The Fijian banded iguana (Brachylophus bulabula) is classed as Endangered according to the IUCN. Prior to genetic analysis all the banded iguanas were considered to belong to a single species however the Lau banded Iguana (Brachylophus fasciatus) is now recognized as distinct from the Fijian banded Iguana (Keogh et al. 2008, in Fisher, Grant & Harlow 2012). Most previous references to iguanas in central Fiji are now attributed to B. bulabula. Little is known of the dietary requirements for this herbivorous lizard. They are sometimes found in marginal habitats of non-native plants, native hibiscus and degraded forest around resorts and ocean margins (Fisher, Grant & Harlow 2012). The highest densities of this iguana are found on Makodroga in relatively low dry forest but this is not typical habitat for the Fijian banded iguana (Fisher, Grant & Harlow 2012)
Fijian banded iguanas are found primarily on wet islands with wetter forests containing preferred plant species and are found in the central parts of Fiji including on Viti Levu in extremely remote central forest areas (Fisher, Grant & Harlow 2012). Banded iguanas are thought to persist only on several large islands in the south central area (for example Kadavu, Ovalau, and Gau) and only two islands north of Vanua Levu (Mali and Cikobia) (Fisher, Grant & Harlow 2012). Fijian banded iguanas have declined by 50% in the last few decades, are rare over their presumed range and have faced local extinctions on several islands (Fisher, Grant & Harlow 2012).
Habitat loss and introduced predators are the key factors influencing Fijian banded iguana survival. Habitat degradation in the form of urban and village development, plantation agriculture, logging and mining is an ever present threat to the Fijian banded iguana (Fisher, Grant & Harlow 2012). Exotic herbivores also take their toll on the natural habitat of the banded iguana. Domestic goats (Capra aegagrus) browse plants most palatable to iguanas (Fisher, Grant & Harlow 2012). Associated fires used to round up goats contributes to the transition from native forest to grassland (Fisher, Grant & Harlow 2012).
Introduced predators such as mongooses may be the reason for the low numbers of banded iguana on Fiji’s two largest islands (Viti Levu and Vanua Levu) (Bustard 1970; Gorman 1975, in Morely 2004). The predatory small Asian mongoose (a href=http://www.issg.org/database/species/ecology.asp?si=86&fr=1&sts=&lang=EN>Herpestes auropunctatus) has also been linked to island expatriations of the iguana. Two examples of recent extirpations are on Beqa and Druadrua where the small Asian mongoose had been introduced within the last 40 years (Fisher, Grant & Harlow 2012). Prior to this iguanas were common according to the local inhabitants (R. Fisher unpub. data, in Fisher, Grant & Harlow 2012). In addition the spread of the Indian brown mongoose (Herpestes fuscus) on Viti Levu is concerning as it is believed to be better adapted to invade remnant primary forest compared with the small Asian mongoose (Fisher, Grant & Harlow 2012).

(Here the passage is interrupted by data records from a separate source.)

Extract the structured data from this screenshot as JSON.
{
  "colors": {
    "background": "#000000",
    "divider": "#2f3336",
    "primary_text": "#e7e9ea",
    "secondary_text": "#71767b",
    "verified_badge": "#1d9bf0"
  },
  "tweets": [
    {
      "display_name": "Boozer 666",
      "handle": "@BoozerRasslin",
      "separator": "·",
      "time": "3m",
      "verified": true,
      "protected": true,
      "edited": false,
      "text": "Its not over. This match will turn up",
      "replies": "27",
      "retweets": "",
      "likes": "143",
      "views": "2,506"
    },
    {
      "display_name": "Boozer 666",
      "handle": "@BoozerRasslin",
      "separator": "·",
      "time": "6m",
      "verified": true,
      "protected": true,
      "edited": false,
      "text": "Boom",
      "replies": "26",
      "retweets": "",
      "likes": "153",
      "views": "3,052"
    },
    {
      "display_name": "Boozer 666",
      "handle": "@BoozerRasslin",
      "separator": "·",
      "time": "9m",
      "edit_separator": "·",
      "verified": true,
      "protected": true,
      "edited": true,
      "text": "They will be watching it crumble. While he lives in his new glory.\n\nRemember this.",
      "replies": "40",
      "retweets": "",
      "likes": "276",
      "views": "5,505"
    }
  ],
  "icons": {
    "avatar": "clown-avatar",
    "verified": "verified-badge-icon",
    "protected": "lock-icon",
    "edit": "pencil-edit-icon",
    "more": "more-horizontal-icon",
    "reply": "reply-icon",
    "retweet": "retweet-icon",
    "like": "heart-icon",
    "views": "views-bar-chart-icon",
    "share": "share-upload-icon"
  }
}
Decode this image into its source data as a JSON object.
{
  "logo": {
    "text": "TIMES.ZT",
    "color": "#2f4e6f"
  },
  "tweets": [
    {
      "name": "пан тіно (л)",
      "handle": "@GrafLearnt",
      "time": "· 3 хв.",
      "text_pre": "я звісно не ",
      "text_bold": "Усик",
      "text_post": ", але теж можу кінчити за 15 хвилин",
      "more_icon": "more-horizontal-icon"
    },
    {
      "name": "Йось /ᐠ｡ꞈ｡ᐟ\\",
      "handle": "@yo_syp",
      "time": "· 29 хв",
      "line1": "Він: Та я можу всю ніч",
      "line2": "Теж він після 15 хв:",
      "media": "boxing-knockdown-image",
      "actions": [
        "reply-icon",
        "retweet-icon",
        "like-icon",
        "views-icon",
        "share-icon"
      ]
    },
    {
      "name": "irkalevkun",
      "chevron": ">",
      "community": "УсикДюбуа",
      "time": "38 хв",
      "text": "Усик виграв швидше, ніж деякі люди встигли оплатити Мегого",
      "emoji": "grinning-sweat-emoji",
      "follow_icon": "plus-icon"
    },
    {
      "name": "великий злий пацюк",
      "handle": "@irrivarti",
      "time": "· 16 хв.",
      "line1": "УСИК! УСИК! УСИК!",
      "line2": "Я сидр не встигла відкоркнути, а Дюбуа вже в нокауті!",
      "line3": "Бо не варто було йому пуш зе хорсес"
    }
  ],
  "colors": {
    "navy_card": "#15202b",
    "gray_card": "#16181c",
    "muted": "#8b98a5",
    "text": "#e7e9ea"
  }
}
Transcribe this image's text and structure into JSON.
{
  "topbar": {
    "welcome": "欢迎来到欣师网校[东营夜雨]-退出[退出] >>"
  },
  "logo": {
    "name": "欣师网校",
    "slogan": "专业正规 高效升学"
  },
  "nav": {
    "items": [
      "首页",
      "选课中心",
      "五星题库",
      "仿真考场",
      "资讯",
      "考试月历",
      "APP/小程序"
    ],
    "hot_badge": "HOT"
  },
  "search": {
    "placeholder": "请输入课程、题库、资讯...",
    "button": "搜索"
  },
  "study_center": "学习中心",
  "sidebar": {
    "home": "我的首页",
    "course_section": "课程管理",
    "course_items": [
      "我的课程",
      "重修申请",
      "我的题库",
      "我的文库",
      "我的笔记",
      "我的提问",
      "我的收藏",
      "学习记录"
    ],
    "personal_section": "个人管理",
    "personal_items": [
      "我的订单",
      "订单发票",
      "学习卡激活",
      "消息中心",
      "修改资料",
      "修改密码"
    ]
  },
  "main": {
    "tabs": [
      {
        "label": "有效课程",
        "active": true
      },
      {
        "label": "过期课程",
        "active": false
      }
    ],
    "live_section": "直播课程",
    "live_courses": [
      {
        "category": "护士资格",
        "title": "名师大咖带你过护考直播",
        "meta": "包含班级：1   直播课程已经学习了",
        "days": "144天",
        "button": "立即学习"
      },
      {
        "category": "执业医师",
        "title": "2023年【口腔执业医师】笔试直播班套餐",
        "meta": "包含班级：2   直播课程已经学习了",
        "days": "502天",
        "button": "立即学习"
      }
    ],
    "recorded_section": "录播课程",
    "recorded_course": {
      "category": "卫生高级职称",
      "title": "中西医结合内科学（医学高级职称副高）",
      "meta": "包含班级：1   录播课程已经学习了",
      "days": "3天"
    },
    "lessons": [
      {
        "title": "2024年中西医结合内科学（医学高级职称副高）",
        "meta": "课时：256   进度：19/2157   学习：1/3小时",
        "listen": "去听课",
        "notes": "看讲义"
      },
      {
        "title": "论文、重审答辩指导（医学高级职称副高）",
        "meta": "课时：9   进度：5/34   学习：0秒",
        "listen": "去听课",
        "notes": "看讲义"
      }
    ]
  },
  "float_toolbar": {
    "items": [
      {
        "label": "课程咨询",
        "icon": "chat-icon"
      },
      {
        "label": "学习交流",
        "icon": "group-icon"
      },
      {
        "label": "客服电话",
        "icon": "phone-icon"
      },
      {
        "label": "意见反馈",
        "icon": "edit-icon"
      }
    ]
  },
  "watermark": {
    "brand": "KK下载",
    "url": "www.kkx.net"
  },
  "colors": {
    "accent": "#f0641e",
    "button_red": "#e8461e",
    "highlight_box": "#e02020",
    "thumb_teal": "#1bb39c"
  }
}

Other predators of significance to the Fijian banded iguana include rats such as the black rat (Rattus rattus) and the Pacific rat (Rattus exulans) and cats (Felis catus). Makogai and Makodroga likely represent the largest remaining populations for the Fijian banded iguana (approximately 6 000 individuals exist on these two islands) however while the islands are mongoose-free Pacific rats are present on both islands and cats are present on Makogai (Fisher, Grant & Harlow 2012). The spread of mongooses to these refuges is a possibility and would be a great threat to iguana population stability.
The deliberate or accidental movement of the American iguana (Iguana iguana) is a possibility and it is therefore pertinent to talk about the work which has been done on the American Iguana in Fiji. Awareness campaigns (initiated by the American Iguana Eradication Task Force and the Critical Ecosystems Partnership Fund) were carried out in the region in 2010. An American Iguana Eradication Workshop was also held that year which covered biosecurity measures, inclusion of billboards at landing docks and formation of an iguana eradication team (CI 2013). An eradication strategy also formulated that year evaluated iguana capture methods and concluded that the best chance of success would be through implementing a community-based approach involving the removal of gravid and hatchling iguanas from nesting sites across three to five years (CI 2013). Telemetry studies and other research based on American iguana establishment, dispersal, habitat/food selection, population estimates and control was also conducted to remedy the paucity of information available for this invasive iguana. Further information on this research is available by referring to Status Report: The American iguana (Iguana iguana) in Fiji- May-August 2011.